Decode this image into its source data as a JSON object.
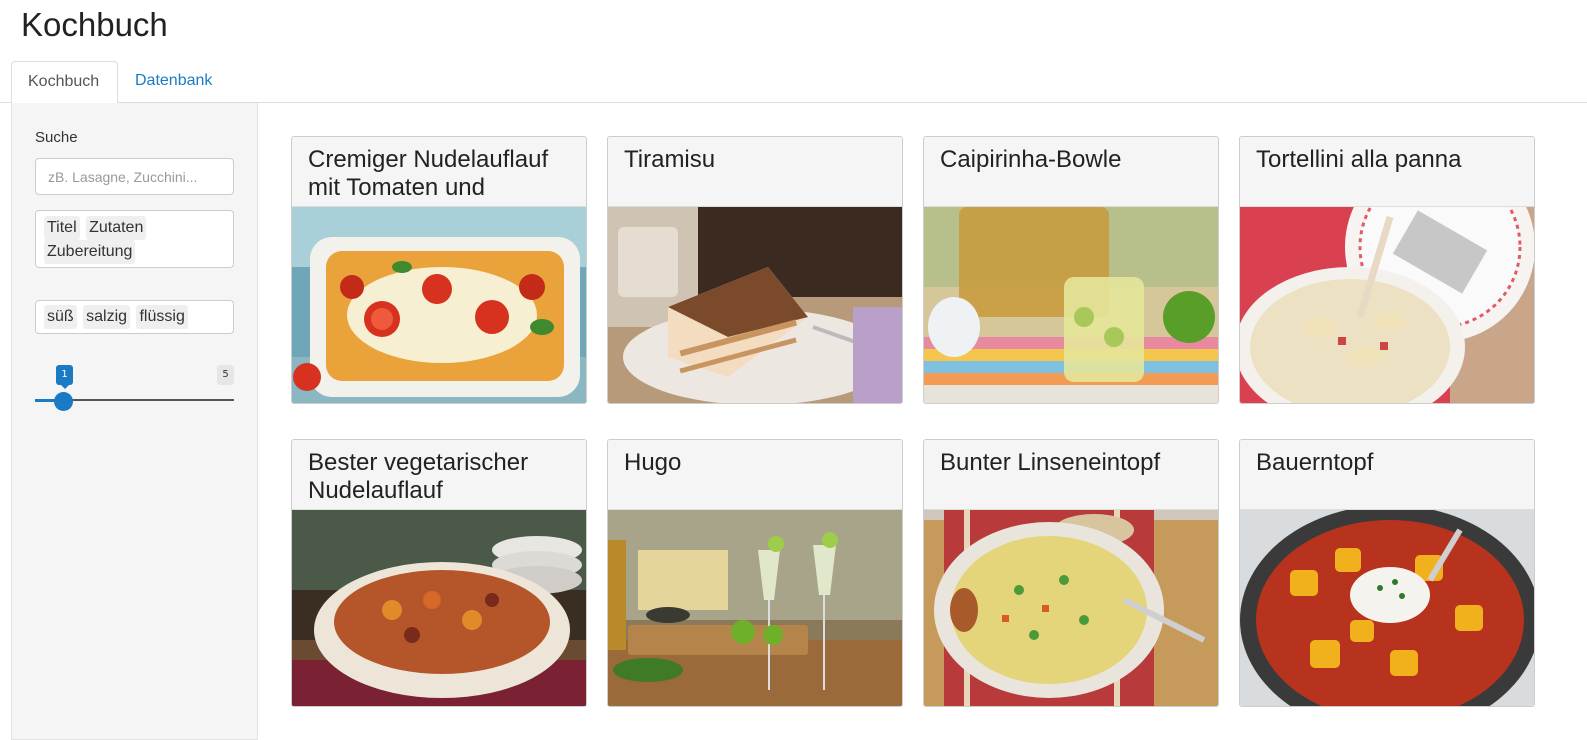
{
  "app": {
    "title": "Kochbuch"
  },
  "tabs": [
    {
      "label": "Kochbuch",
      "active": true
    },
    {
      "label": "Datenbank",
      "active": false
    }
  ],
  "sidebar": {
    "search_label": "Suche",
    "search_placeholder": "zB. Lasagne, Zucchini...",
    "search_fields": [
      "Titel",
      "Zutaten",
      "Zubereitung"
    ],
    "types": [
      "süß",
      "salzig",
      "flüssig"
    ],
    "slider": {
      "value": "1",
      "max": "5"
    }
  },
  "recipes": [
    {
      "title": "Cremiger Nudelauflauf mit Tomaten und",
      "image": "pasta-bake-image"
    },
    {
      "title": "Tiramisu",
      "image": "tiramisu-image"
    },
    {
      "title": "Caipirinha-Bowle",
      "image": "caipirinha-bowle-image"
    },
    {
      "title": "Tortellini alla panna",
      "image": "tortellini-image"
    },
    {
      "title": "Bester vegetarischer Nudelauflauf",
      "image": "vegetarian-pasta-bake-image"
    },
    {
      "title": "Hugo",
      "image": "hugo-cocktail-image"
    },
    {
      "title": "Bunter Linseneintopf",
      "image": "lentil-stew-image"
    },
    {
      "title": "Bauerntopf",
      "image": "bauerntopf-image"
    }
  ],
  "colors": {
    "accent": "#1a7bc4",
    "sidebar_bg": "#f5f5f5",
    "card_head_bg": "#f5f5f5"
  }
}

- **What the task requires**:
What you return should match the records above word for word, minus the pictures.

- **Output of the task**:
Decode this image into its source data as a JSON object.
{
  "app": {
    "title": "Kochbuch"
  },
  "tabs": [
    {
      "label": "Kochbuch",
      "active": true
    },
    {
      "label": "Datenbank",
      "active": false
    }
  ],
  "sidebar": {
    "search_label": "Suche",
    "search_placeholder": "zB. Lasagne, Zucchini...",
    "search_fields": [
      "Titel",
      "Zutaten",
      "Zubereitung"
    ],
    "types": [
      "süß",
      "salzig",
      "flüssig"
    ],
    "slider": {
      "value": "1",
      "max": "5"
    }
  },
  "recipes": [
    {
      "title": "Cremiger Nudelauflauf mit Tomaten und",
      "image": "pasta-bake-image"
    },
    {
      "title": "Tiramisu",
      "image": "tiramisu-image"
    },
    {
      "title": "Caipirinha-Bowle",
      "image": "caipirinha-bowle-image"
    },
    {
      "title": "Tortellini alla panna",
      "image": "tortellini-image"
    },
    {
      "title": "Bester vegetarischer Nudelauflauf",
      "image": "vegetarian-pasta-bake-image"
    },
    {
      "title": "Hugo",
      "image": "hugo-cocktail-image"
    },
    {
      "title": "Bunter Linseneintopf",
      "image": "lentil-stew-image"
    },
    {
      "title": "Bauerntopf",
      "image": "bauerntopf-image"
    }
  ],
  "colors": {
    "accent": "#1a7bc4",
    "sidebar_bg": "#f5f5f5",
    "card_head_bg": "#f5f5f5"
  }
}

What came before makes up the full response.